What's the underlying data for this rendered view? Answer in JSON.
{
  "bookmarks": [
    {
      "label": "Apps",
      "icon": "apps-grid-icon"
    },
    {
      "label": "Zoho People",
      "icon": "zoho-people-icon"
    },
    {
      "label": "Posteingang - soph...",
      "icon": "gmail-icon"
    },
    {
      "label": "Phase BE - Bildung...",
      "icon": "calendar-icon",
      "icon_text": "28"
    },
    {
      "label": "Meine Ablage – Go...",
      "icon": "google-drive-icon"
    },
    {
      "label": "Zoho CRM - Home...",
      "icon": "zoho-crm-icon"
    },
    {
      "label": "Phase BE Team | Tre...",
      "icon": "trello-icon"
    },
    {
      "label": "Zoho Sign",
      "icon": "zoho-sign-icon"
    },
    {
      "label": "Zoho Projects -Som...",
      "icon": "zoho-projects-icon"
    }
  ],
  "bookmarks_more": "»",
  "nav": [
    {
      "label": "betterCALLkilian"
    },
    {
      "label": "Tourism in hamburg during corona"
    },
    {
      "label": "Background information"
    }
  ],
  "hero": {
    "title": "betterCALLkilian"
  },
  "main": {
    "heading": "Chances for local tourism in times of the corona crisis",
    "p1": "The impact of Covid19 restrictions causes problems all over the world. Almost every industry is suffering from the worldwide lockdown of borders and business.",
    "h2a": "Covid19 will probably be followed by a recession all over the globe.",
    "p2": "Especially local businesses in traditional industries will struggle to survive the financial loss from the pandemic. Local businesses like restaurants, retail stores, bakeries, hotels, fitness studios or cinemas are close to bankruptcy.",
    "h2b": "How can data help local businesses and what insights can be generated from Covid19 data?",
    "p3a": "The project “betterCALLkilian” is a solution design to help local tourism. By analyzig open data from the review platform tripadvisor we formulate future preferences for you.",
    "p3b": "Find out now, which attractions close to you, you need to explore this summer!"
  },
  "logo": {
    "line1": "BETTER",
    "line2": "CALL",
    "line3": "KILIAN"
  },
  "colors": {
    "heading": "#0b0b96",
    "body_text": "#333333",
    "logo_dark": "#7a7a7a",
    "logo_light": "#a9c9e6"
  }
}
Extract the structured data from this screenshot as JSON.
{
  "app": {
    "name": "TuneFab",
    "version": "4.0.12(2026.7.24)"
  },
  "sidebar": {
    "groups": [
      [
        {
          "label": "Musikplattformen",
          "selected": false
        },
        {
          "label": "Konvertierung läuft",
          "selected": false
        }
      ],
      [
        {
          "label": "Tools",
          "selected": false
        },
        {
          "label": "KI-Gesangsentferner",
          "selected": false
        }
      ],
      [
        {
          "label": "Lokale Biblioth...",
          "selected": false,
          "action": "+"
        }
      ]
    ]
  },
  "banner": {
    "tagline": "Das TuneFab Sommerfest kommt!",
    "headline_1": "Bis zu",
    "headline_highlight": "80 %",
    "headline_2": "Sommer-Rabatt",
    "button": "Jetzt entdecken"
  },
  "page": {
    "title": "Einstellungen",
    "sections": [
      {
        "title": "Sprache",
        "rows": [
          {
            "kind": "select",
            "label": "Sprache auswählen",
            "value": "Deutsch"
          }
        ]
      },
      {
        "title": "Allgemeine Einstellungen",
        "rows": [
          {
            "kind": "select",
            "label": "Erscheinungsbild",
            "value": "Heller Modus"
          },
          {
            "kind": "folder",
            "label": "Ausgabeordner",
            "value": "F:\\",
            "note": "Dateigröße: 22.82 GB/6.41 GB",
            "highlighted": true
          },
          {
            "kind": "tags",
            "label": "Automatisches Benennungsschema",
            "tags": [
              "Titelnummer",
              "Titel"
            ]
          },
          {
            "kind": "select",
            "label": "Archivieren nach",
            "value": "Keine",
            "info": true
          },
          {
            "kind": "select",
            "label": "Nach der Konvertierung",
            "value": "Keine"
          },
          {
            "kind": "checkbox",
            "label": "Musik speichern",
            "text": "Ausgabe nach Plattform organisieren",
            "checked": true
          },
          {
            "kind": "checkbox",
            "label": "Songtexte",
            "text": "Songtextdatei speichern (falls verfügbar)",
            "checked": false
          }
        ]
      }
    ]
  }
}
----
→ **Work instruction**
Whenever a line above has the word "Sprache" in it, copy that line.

→ **Finished exercise**
        "title": "Sprache",
            "label": "Sprache auswählen",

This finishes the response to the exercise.